Entries from a dataset of interfaces:

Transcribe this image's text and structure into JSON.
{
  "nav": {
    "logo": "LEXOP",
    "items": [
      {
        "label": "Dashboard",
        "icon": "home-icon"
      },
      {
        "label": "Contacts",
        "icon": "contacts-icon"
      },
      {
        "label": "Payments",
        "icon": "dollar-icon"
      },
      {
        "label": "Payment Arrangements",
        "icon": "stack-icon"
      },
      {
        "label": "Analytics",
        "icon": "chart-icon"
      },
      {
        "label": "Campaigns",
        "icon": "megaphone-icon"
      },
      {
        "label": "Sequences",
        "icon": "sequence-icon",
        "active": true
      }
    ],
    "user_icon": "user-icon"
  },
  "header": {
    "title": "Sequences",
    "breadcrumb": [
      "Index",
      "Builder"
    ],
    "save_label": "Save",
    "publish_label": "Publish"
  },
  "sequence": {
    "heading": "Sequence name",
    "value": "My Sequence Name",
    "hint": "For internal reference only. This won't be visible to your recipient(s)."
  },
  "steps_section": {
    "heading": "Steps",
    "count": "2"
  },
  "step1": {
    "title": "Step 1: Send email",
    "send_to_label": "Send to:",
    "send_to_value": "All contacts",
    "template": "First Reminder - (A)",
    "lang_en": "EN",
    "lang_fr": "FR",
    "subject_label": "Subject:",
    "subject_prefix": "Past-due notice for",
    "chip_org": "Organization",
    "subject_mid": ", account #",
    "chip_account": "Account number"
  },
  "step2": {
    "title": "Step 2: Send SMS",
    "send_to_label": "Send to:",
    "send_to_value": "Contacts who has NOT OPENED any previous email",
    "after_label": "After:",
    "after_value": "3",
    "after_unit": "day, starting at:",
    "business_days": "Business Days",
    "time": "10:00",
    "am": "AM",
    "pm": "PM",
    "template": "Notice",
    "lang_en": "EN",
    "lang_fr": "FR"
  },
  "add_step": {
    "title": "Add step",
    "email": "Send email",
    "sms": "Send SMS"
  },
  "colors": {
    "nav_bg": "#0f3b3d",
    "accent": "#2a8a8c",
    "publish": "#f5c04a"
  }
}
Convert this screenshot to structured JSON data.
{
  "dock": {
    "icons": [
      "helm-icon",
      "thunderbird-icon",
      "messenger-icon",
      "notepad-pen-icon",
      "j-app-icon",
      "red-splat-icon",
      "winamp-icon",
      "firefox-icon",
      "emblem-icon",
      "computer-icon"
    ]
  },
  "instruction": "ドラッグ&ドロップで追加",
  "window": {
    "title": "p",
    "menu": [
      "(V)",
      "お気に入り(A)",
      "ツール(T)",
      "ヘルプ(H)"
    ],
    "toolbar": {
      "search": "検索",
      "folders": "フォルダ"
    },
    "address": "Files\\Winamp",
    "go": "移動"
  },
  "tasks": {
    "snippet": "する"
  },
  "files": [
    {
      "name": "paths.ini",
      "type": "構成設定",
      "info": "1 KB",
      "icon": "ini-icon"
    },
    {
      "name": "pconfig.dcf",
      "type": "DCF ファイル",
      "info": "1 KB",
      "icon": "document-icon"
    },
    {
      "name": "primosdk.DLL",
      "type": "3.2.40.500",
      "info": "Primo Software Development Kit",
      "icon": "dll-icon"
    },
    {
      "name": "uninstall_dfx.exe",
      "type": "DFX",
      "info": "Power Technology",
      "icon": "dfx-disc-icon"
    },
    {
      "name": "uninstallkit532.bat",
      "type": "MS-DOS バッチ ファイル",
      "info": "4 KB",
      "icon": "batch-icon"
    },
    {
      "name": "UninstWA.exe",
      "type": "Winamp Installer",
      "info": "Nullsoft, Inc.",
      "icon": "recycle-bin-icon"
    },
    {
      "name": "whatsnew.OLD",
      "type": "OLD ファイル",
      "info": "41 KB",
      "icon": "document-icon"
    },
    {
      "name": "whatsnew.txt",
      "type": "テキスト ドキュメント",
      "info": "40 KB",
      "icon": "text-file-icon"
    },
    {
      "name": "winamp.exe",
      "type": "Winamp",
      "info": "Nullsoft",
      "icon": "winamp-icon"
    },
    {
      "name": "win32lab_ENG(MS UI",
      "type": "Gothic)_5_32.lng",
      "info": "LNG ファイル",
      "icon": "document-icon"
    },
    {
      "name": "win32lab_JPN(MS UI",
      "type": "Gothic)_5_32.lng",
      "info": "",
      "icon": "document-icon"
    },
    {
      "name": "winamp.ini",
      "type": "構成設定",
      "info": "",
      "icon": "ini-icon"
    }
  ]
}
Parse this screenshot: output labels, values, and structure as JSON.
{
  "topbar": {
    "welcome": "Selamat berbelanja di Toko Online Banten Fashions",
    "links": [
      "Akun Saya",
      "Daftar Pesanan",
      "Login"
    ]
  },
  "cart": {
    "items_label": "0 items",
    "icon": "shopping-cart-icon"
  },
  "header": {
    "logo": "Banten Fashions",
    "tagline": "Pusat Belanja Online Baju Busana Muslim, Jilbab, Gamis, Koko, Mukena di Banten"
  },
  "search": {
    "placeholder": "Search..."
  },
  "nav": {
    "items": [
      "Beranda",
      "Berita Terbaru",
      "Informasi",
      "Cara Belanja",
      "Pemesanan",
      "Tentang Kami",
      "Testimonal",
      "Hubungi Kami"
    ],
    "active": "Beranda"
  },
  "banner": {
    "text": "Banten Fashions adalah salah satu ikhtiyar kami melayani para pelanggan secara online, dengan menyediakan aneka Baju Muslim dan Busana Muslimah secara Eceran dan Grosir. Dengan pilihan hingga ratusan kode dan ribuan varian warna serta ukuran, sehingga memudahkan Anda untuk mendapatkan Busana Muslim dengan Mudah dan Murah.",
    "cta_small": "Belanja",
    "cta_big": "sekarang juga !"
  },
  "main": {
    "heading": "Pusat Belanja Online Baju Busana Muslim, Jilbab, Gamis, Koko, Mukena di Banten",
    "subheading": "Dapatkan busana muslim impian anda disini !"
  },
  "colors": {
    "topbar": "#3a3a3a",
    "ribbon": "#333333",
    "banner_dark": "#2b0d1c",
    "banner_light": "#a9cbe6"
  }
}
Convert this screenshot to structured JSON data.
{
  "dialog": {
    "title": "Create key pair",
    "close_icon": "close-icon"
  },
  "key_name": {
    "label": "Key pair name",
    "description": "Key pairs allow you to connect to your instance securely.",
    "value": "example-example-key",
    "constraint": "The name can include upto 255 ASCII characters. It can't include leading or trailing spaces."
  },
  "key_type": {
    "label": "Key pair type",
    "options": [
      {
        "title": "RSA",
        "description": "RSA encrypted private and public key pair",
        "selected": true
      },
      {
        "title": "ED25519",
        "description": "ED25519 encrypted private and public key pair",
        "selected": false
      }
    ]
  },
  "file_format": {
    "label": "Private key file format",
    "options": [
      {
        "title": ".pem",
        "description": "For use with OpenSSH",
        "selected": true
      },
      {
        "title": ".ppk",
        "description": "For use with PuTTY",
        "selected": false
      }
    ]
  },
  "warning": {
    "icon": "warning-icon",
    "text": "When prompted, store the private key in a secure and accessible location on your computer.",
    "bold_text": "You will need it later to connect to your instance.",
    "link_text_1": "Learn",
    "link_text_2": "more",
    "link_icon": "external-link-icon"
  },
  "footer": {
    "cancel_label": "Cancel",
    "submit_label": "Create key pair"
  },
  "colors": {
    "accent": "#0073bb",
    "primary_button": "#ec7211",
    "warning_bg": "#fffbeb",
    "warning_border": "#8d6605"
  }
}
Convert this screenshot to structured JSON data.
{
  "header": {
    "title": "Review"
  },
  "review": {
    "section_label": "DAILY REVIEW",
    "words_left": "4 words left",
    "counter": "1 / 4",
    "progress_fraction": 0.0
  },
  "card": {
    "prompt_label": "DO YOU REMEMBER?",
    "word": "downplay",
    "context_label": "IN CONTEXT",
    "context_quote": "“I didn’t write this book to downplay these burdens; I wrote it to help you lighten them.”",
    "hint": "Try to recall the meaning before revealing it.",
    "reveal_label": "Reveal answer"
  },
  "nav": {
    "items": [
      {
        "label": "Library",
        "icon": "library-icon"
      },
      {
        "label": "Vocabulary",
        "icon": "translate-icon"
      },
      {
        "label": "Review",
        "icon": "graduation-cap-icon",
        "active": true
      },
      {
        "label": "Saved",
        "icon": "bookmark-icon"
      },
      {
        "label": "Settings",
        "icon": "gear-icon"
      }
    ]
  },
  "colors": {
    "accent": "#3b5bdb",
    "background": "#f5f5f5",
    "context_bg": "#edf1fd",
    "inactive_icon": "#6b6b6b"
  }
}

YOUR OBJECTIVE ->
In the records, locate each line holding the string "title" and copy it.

RESULT ->
    "title": "Sequences",
    "title": "Step 1: Send email",
    "title": "Step 2: Send SMS",
    "title": "Add step",
    "title": "p",
    "title": "Create key pair",
        "title": "RSA",
        "title": "ED25519",
        "title": ".pem",
        "title": ".ppk",
    "title": "Review"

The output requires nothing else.